Stored data
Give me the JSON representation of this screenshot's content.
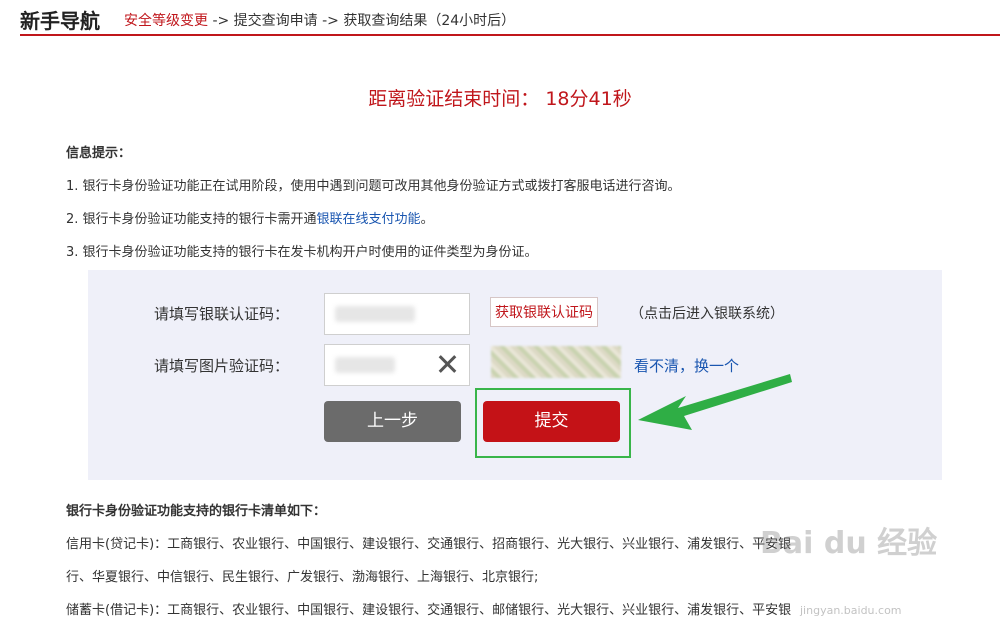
{
  "header": {
    "title": "新手导航",
    "steps": [
      "安全等级变更",
      " -> 提交查询申请 -> 获取查询结果（24小时后）"
    ]
  },
  "countdown": {
    "label": "距离验证结束时间：",
    "value": "18分41秒"
  },
  "info": {
    "heading": "信息提示：",
    "line1": "1. 银行卡身份验证功能正在试用阶段，使用中遇到问题可改用其他身份验证方式或拨打客服电话进行咨询。",
    "line2_prefix": "2. 银行卡身份验证功能支持的银行卡需开通",
    "line2_link": "银联在线支付功能",
    "line2_suffix": "。",
    "line3": "3. 银行卡身份验证功能支持的银行卡在发卡机构开户时使用的证件类型为身份证。"
  },
  "form": {
    "unionpay_label": "请填写银联认证码：",
    "get_code_button": "获取银联认证码",
    "get_code_hint": "（点击后进入银联系统）",
    "captcha_label": "请填写图片验证码：",
    "refresh_captcha": "看不清，换一个",
    "prev_button": "上一步",
    "submit_button": "提交"
  },
  "banks": {
    "heading": "银行卡身份验证功能支持的银行卡清单如下：",
    "credit_row1": "信用卡(贷记卡)：工商银行、农业银行、中国银行、建设银行、交通银行、招商银行、光大银行、兴业银行、浦发银行、平安银",
    "credit_row2": "行、华夏银行、中信银行、民生银行、广发银行、渤海银行、上海银行、北京银行;",
    "debit_row1": "储蓄卡(借记卡)：工商银行、农业银行、中国银行、建设银行、交通银行、邮储银行、光大银行、兴业银行、浦发银行、平安银"
  },
  "watermark": {
    "logo": "Bai du 经验",
    "url": "jingyan.baidu.com"
  },
  "colors": {
    "accent": "#c0161b",
    "link": "#1a56b0",
    "highlight": "#39b54a"
  }
}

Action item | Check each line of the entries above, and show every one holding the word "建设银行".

Exercise result |
    "credit_row1": "信用卡(贷记卡)：工商银行、农业银行、中国银行、建设银行、交通银行、招商银行、光大银行、兴业银行、浦发银行、平安银",
    "debit_row1": "储蓄卡(借记卡)：工商银行、农业银行、中国银行、建设银行、交通银行、邮储银行、光大银行、兴业银行、浦发银行、平安银"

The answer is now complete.